Hofer said the plan is to add 12 more apartments, commercial space and up to 40 underground parking spots.
He said he and his brother believe they'll have no difficulty finding renters for the one-bedroom apartments, which will go for about $650 to $950 a month when finished in 12 to 16 months.
"I think people that are going to try to live downtown, trying to stimulate downtown, making them buy a $250,000 to $500,000 condo, for sure there's a market there, but to bring some of the young people, vibrant people, I think it has to be a rental option," he said.
"I don't know how many students can afford $200,000 to $300,000 for a condo."
Hofer said more people living downtown brings with it more business, such as restaurants and stores, which in turn attracts more people.
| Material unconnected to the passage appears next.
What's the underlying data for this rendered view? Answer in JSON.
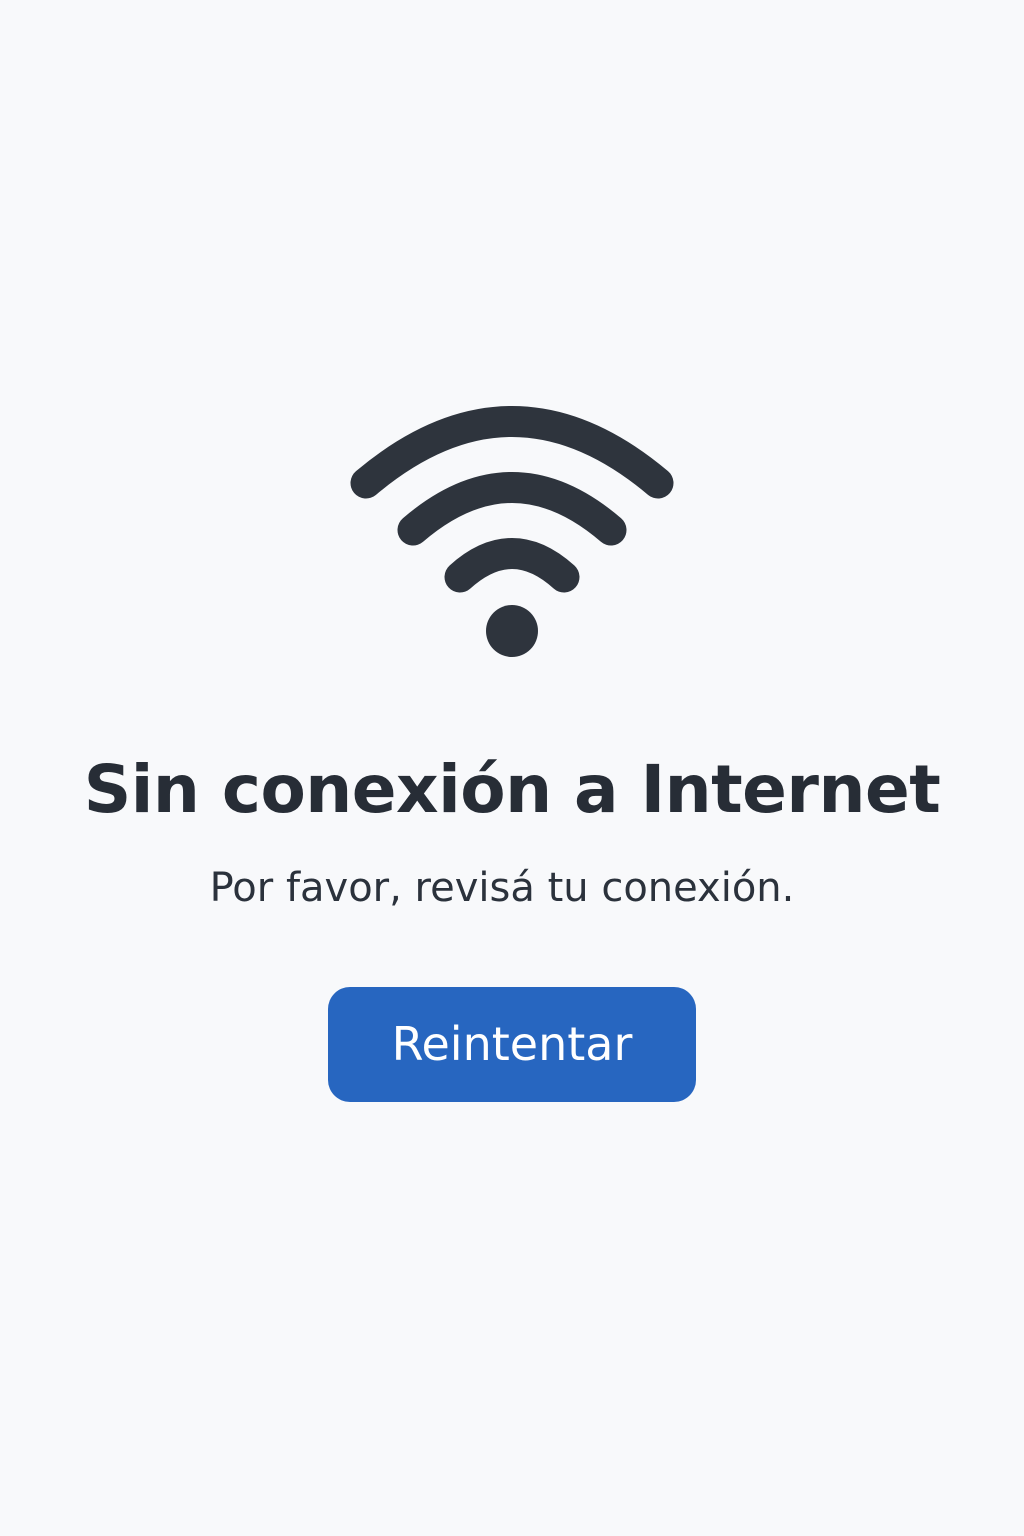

"Look at every other city in North America. The downtown has a significant amount of living. Why is Winnipeg any different? Any other thriving city has downtown living."
The ground floor of the renovated Avenue Building, a former six-storey office building, will be used for commercial space which Hofer said he did not see any problem filling. The rooftop of the building will have a patio to be shared by all tenants.
Hofer made his comments as both the province and city announced their participation in the $8.5 million project.
Premier Greg Selinger and Mayor Sam Katz said the Hofers are being given $676,000 in civic and provincial Tax Incremental Financing (TIF) grants, an additional provincial grant of $575,000 and a city grant of $800,000.
The Hofers renovated a 104-year-old former warehouse at 230 Princess St. last year, converting it into apartments and commercial space.
It's now call the now called The Edge on Princess and it's 100 per cent occupied.
"These projects, it takes a lot of passion," Hofer said. "You have to care about them and love them and we do."